Arsenal
Aston Villa
Barnsley
Birmingham City
Blackburn Rovers
Blackpool
Bolton Wanderers
Bournemouth
Bradford City
Bradford Park Avenue
Brentford
Brighton & Hove Albion
Bristol City
Burnley
Bury
Cardiff City
Carlisle United
Charlton Athletic
Chelsea
Coventry City
Crystal Palace
Darwen

Derby County
Everton
Fulham
Glossop
Grimsby Town
Huddersfield Town
Hull City
Ipswich Town
Leeds United
Leicester City
Leyton Orient
Liverpool
Luton Town
Manchester City
Manchester United
Middlesbrough
Millwall
Newcastle United
Northampton Town
Norwich City
Nottingham Forest
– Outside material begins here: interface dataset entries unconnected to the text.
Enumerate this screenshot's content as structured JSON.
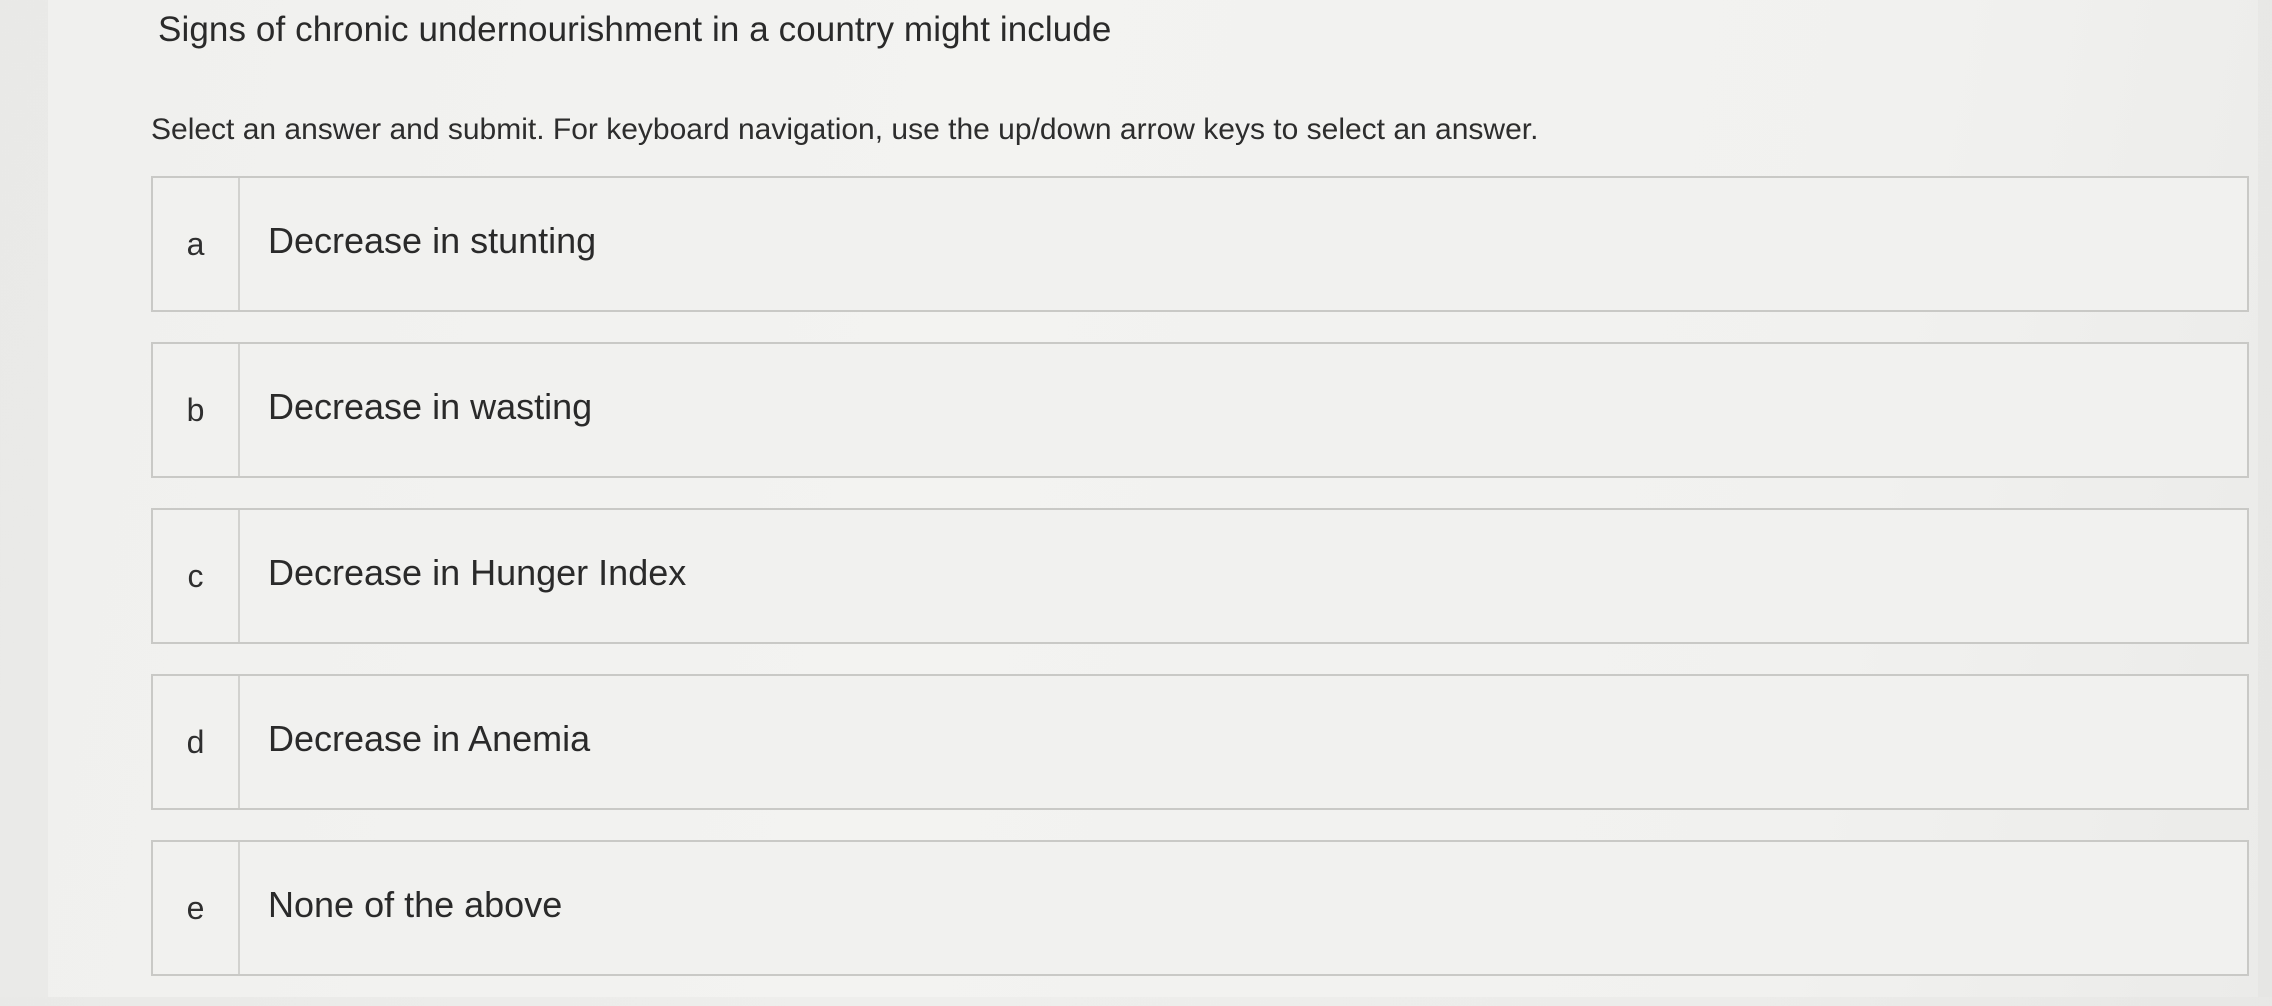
{
  "question": {
    "title": "Signs of chronic undernourishment in a country might include"
  },
  "instructions": "Select an answer and submit. For keyboard navigation, use the up/down arrow keys to select an answer.",
  "options": [
    {
      "letter": "a",
      "text": "Decrease in stunting"
    },
    {
      "letter": "b",
      "text": "Decrease in wasting"
    },
    {
      "letter": "c",
      "text": "Decrease in Hunger Index"
    },
    {
      "letter": "d",
      "text": "Decrease in Anemia"
    },
    {
      "letter": "e",
      "text": "None of the above"
    }
  ],
  "colors": {
    "background": "#efefed",
    "border": "#c9c9c6",
    "text": "#2a2a2a"
  }
}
Notts County
Oldham Athletic
Oxford United
Portsmouth
Preston North End
Queens Park Rangers
Reading
Sheffield United
Sheffield Wednesday
Southampton
Stoke City
Sunderland
Swansea City
Swindon Town
Tottenham Hotspur
Watford
West Bromwich Albion
West Ham United
Wigan Athletic
Wimbledon
Wolverhampton

Index Of Every Club Listed With LOGOs



Help Support This Site With CD Purchase

CLICK Any Years To Review Standings & More


Click Here To View ... CURRENT SEASON

BARCLAY'S ENGLISH PREMIER LEAGUE
2014-15
2013-14
2012-13
2011-12
2010-11
2009-10
2008-09
2007-08
2006-07
2005-06
2004-05
2003-04
2002-03
2001-02
2000-01
1999-00
1998-99
1997-98
1996-97
1995-96
1994-95
1993-94
1992-93

ENGLISH FOOTBALL LEAGUE (First Division)
1991-92
1990-91
1989-80
1988-89
1987-88
1986-87
1985-86
1984-85
1983-84
1982-83
1981-82
1980-81
1979-80
1978-79
1977-78
1976-77
1975-76
1974-75
1973-74
1972-73
1971-72

1970-71
1969-70
1968-69
1967-68
1966-67
1965-66
1964-65
1963-64
1962-63
1961-62
1960-61
1959-60
1958-59
1957-58
1956-57
1955-56
1954-55
1953-54
1952-53
1951-52
1950-51

1949-50
1948-49
1947-48
1946-47
1945-46
1944-45
1943-44
1942-43
1941-42
1940-41
1939-40
1938-39
1937-38
1936-37
1935-36
1934-35
1933-34
1932-33
1931-32
1930-31
1929-30

1928-29
1927-28
1926-27
1925-26
1924-25
1923-24
1922-23
1921-22
1920-21
1919-20
1918-19
1917-18
1916-17
1915-16
1914-15
1913-14
1912-13
1911-12
1910-11
1909-10
1908-09

1907-08
1906-07
1905-06
1904-05
1903-04
1902-03
1901-02
1900-01
1899-00
1898-99
1897-98
1896-97
1895-96
1894-95
1893-94
1892-93
1891-92
1890-91
1889-90
1888-89

** NOTE ** The 1940-41 thru 1945-46 League Seasons cancelled due to World War II,
while clubs only completed 3 matches each before the 1939-40 Season was cancelled.

** NOTE ** The 1915-16 thru 1918-19 League Seasons cancelled due to World War I.




Get The Greatest Oldies Music Ever from the 1950's thru to the 1980's